To prevent this from occurring, it is crucial that cougar meat be cooked at temperatures of 165 degrees Fahrenheit or higher in order to kill any harmful germs that might exist within it. Doing this will ensure a more hygienic outcome.
It has a taste similar to chicken
Mountain lion meat, an American predatory cat species native to North and South America, has recently attracted increasing interest. While most hunters pursue them for trophy value alone, some hunters hunt cougars specifically to harvest its lean and flavorful flesh for culinary use. It provides high protein content as well as iron, potassium, vitamin A & E benefits – not bad at all!
Many who have tried mountain lion meat have reported it has a similar flavor to chicken, though its texture differs considerably – many compare it even with pork!
However, lion meat remains quite uncommon and rarely seen on restaurant menus in America. Though legal to hunt and sell in certain states, American restaurants do not typically serve it due to its rarity. Roasting, stewing or slow cooking are the preferred methods; boiling may result in it becoming dry and rubbery.
Mountain lion meat can be an incredibly delicious, nutritious food source when prepared correctly, however it must be cooked properly in order to kill germs and parasites that could potentially make you sick. In addition, organs like livers and kidneys contain toxins which could make you ill.
Some who have tasted lion meat have noted its milder, less intense flavors compared to lamb or beef; others compare it more closely to venison in terms of taste. It makes an extremely satisfying meat which pairs nicely with herbs and spices for flavorful meals.
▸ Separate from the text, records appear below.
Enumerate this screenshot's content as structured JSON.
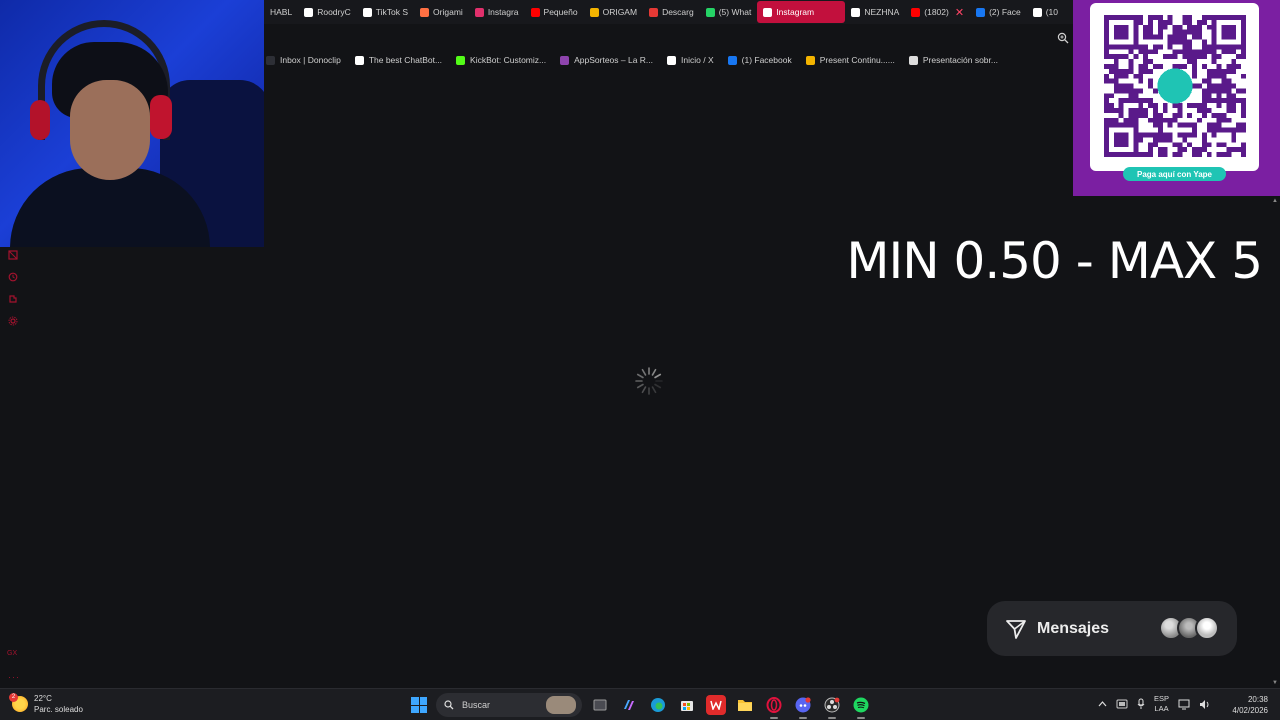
{
  "tabs": [
    {
      "label": "HABL",
      "fav": "#888888"
    },
    {
      "label": "RoodryC",
      "fav": "#ffffff",
      "icon": "tiktok-icon"
    },
    {
      "label": "TikTok S",
      "fav": "#ffffff",
      "icon": "tiktok-icon"
    },
    {
      "label": "Origami",
      "fav": "#ff7043",
      "icon": "origami-icon"
    },
    {
      "label": "Instagra",
      "fav": "#e1306c",
      "icon": "instagram-icon"
    },
    {
      "label": "Pequeño",
      "fav": "#ff0000",
      "icon": "youtube-icon"
    },
    {
      "label": "ORIGAM",
      "fav": "#f4b400",
      "icon": "drive-icon"
    },
    {
      "label": "Descarg",
      "fav": "#e53935",
      "icon": "download-icon"
    },
    {
      "label": "(5) What",
      "fav": "#25d366",
      "icon": "whatsapp-icon"
    },
    {
      "label": "Instagram",
      "fav": "#ffffff",
      "icon": "instagram-icon",
      "active": true
    },
    {
      "label": "NEZHNA",
      "fav": "#ffffff",
      "icon": "notion-icon"
    },
    {
      "label": "(1802)",
      "fav": "#ff0000",
      "icon": "youtube-icon",
      "close": true
    },
    {
      "label": "(2) Face",
      "fav": "#1877f2",
      "icon": "facebook-icon"
    },
    {
      "label": "(10",
      "fav": "#ffffff",
      "icon": "tiktok-icon"
    }
  ],
  "bookmarks": [
    {
      "label": "Inbox | Donoclip",
      "fav": "#2d2f36"
    },
    {
      "label": "The best ChatBot...",
      "fav": "#ffffff"
    },
    {
      "label": "KickBot: Customiz...",
      "fav": "#53fc18"
    },
    {
      "label": "AppSorteos – La R...",
      "fav": "#8e44ad"
    },
    {
      "label": "Inicio / X",
      "fav": "#ffffff"
    },
    {
      "label": "(1) Facebook",
      "fav": "#1877f2"
    },
    {
      "label": "Present Continu......",
      "fav": "#f4b400"
    },
    {
      "label": "Presentación sobr...",
      "fav": "#dddddd"
    }
  ],
  "overlay": {
    "minmax_text": "MIN 0.50 - MAX 5",
    "yape_pill": "Paga aquí con Yape"
  },
  "messages": {
    "label": "Mensajes"
  },
  "sidebar": {
    "bottom_label": "GX",
    "more": "···"
  },
  "taskbar": {
    "temperature": "22°C",
    "weather": "Parc. soleado",
    "weather_badge": "2",
    "search_placeholder": "Buscar",
    "lang_top": "ESP",
    "lang_bottom": "LAA",
    "time": "20:38",
    "date": "4/02/2026"
  },
  "colors": {
    "accent": "#c2103d",
    "yape_purple": "#7b1fa2",
    "yape_teal": "#1fc4b4"
  }
}
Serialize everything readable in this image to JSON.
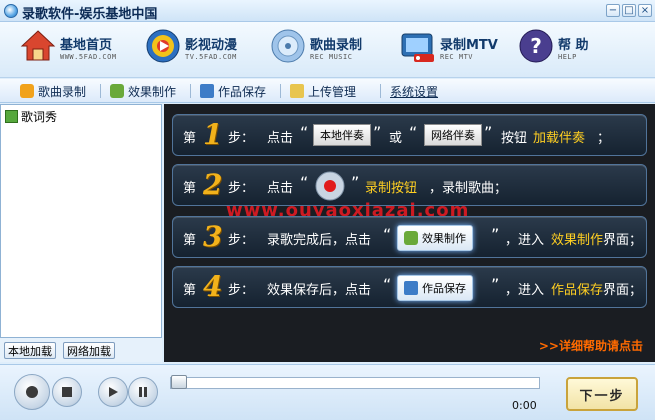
{
  "window": {
    "title": "录歌软件-娱乐基地中国",
    "controls": [
      "−",
      "□",
      "×"
    ],
    "tool_indicator": "▼▼▼"
  },
  "nav": [
    {
      "title": "基地首页",
      "sub": "WWW.5FAD.COM",
      "icon": "home-icon"
    },
    {
      "title": "影视动漫",
      "sub": "TV.5FAD.COM",
      "icon": "video-icon"
    },
    {
      "title": "歌曲录制",
      "sub": "REC MUSIC",
      "icon": "cd-record-icon"
    },
    {
      "title": "录制MTV",
      "sub": "REC MTV",
      "icon": "mtv-record-icon"
    },
    {
      "title": "帮   助",
      "sub": "HELP",
      "icon": "help-icon"
    }
  ],
  "subtoolbar": [
    "歌曲录制",
    "效果制作",
    "作品保存",
    "上传管理",
    "系统设置"
  ],
  "left": {
    "tree_item": "歌词秀",
    "btn_local": "本地加载",
    "btn_net": "网络加载"
  },
  "steps": {
    "di": "第",
    "bu": "步：",
    "s1": {
      "num": "1",
      "text1": "点击",
      "btn1": "本地伴奏",
      "or": "或",
      "btn2": "网络伴奏",
      "text2": "按钮",
      "hl": "加载伴奏",
      "end": "；"
    },
    "s2": {
      "num": "2",
      "text1": "点击",
      "hl": "录制按钮",
      "text2": "，录制歌曲；"
    },
    "s3": {
      "num": "3",
      "text1": "录歌完成后，点击",
      "btn": "效果制作",
      "text2": "，进入",
      "hl": "效果制作",
      "text3": "界面；"
    },
    "s4": {
      "num": "4",
      "text1": "效果保存后，点击",
      "btn": "作品保存",
      "text2": "，进入",
      "hl": "作品保存",
      "text3": "界面；"
    },
    "quote_open": "“",
    "quote_close": "”"
  },
  "watermark": "www.ouyaoxiazai.com",
  "help_link": ">>详细帮助请点击",
  "player": {
    "time": "0:00",
    "next": "下一步"
  }
}
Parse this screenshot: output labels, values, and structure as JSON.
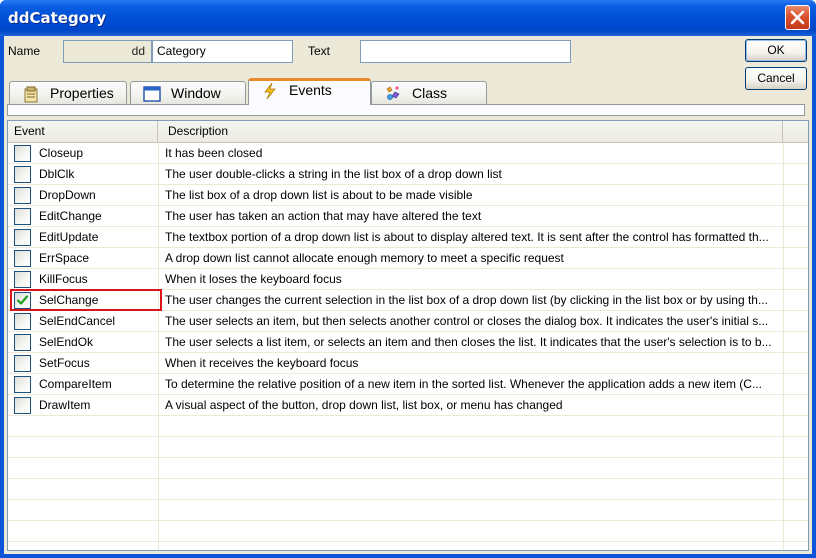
{
  "window": {
    "title": "ddCategory"
  },
  "header": {
    "name_label": "Name",
    "name_prefix": "dd",
    "name_value": "Category",
    "text_label": "Text",
    "text_value": "",
    "ok_label": "OK",
    "cancel_label": "Cancel"
  },
  "tabs": [
    {
      "label": "Properties",
      "icon": "properties-icon",
      "active": false
    },
    {
      "label": "Window",
      "icon": "window-icon",
      "active": false
    },
    {
      "label": "Events",
      "icon": "lightning-icon",
      "active": true
    },
    {
      "label": "Class",
      "icon": "class-icon",
      "active": false
    }
  ],
  "grid": {
    "columns": [
      "Event",
      "Description"
    ],
    "rows": [
      {
        "event": "Closeup",
        "checked": false,
        "description": "It has been closed"
      },
      {
        "event": "DblClk",
        "checked": false,
        "description": "The user double-clicks a string in the list box of a drop down list"
      },
      {
        "event": "DropDown",
        "checked": false,
        "description": "The list box of a drop down list is about to be made visible"
      },
      {
        "event": "EditChange",
        "checked": false,
        "description": "The user has taken an action that may have altered the text"
      },
      {
        "event": "EditUpdate",
        "checked": false,
        "description": "The textbox portion of a drop down list is about to display altered text. It is sent after the control has formatted th..."
      },
      {
        "event": "ErrSpace",
        "checked": false,
        "description": "A drop down list cannot allocate enough memory to meet a specific request"
      },
      {
        "event": "KillFocus",
        "checked": false,
        "description": "When it loses the keyboard focus"
      },
      {
        "event": "SelChange",
        "checked": true,
        "description": "The user changes the current selection in the list box of a drop down list (by clicking in the list box or by using th..."
      },
      {
        "event": "SelEndCancel",
        "checked": false,
        "description": "The user selects an item, but then selects another control or closes the dialog box. It indicates the user's initial s..."
      },
      {
        "event": "SelEndOk",
        "checked": false,
        "description": "The user selects a list item, or selects an item and then closes the list. It indicates that the user's selection is to b..."
      },
      {
        "event": "SetFocus",
        "checked": false,
        "description": "When it receives the keyboard focus"
      },
      {
        "event": "CompareItem",
        "checked": false,
        "description": "To determine the relative position of a new item in the sorted list. Whenever the application adds a new item (C..."
      },
      {
        "event": "DrawItem",
        "checked": false,
        "description": "A visual aspect of the button, drop down list, list box, or menu has changed"
      }
    ]
  },
  "colors": {
    "titlebar": "#0050d8",
    "dialog_bg": "#ece9d8",
    "active_tab_accent": "#e68b2c",
    "highlight_border": "#d9141a",
    "check_mark": "#21a121"
  }
}
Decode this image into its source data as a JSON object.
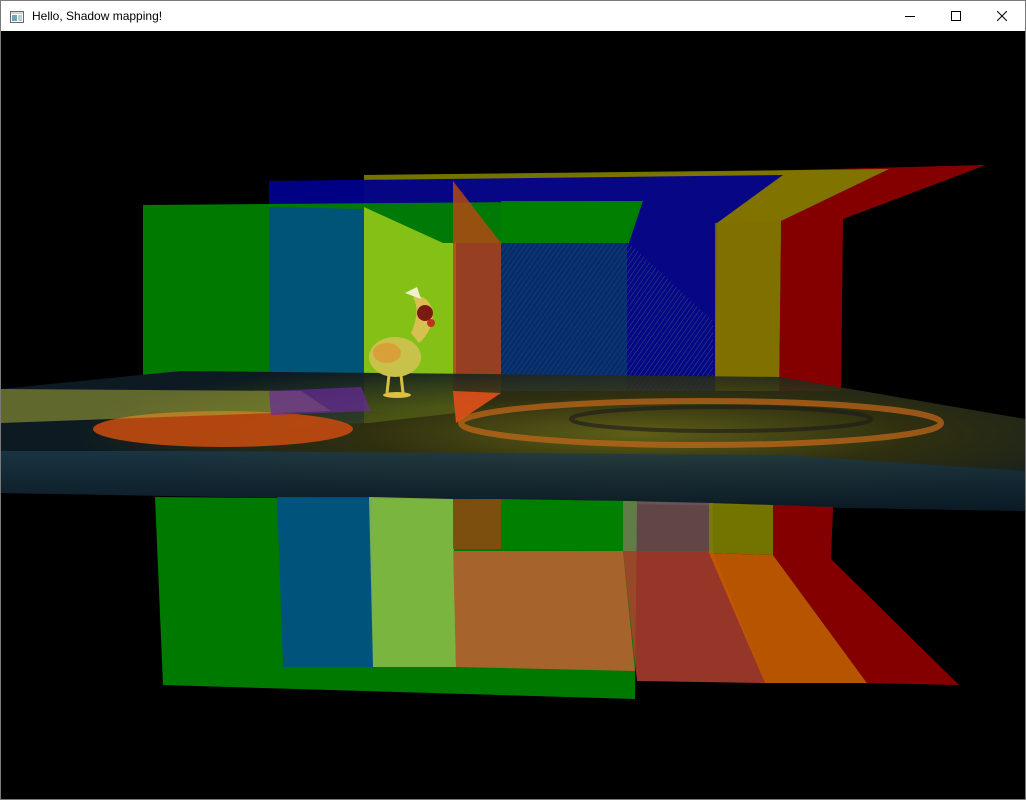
{
  "window": {
    "title": "Hello, Shadow mapping!",
    "icon": "app-window-icon"
  },
  "caption_buttons": [
    {
      "name": "minimize",
      "icon": "minimize-icon"
    },
    {
      "name": "maximize",
      "icon": "maximize-icon"
    },
    {
      "name": "close",
      "icon": "close-icon"
    }
  ],
  "scene": {
    "background": "#000000",
    "panel_colors": [
      "#008000",
      "#0000a0",
      "#a0c000",
      "#a00000"
    ]
  }
}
As with other wild game, lion meat can be an extremely nutritious and delectable food source. Packed with protein, iron and potassium – not to mention low in fat! – it makes an excellent alternative to chicken or beef in many recipes and should generally be safe when prepared properly (ensuring its cooking temperature reaches at least 165F to avoid diseases from the meat).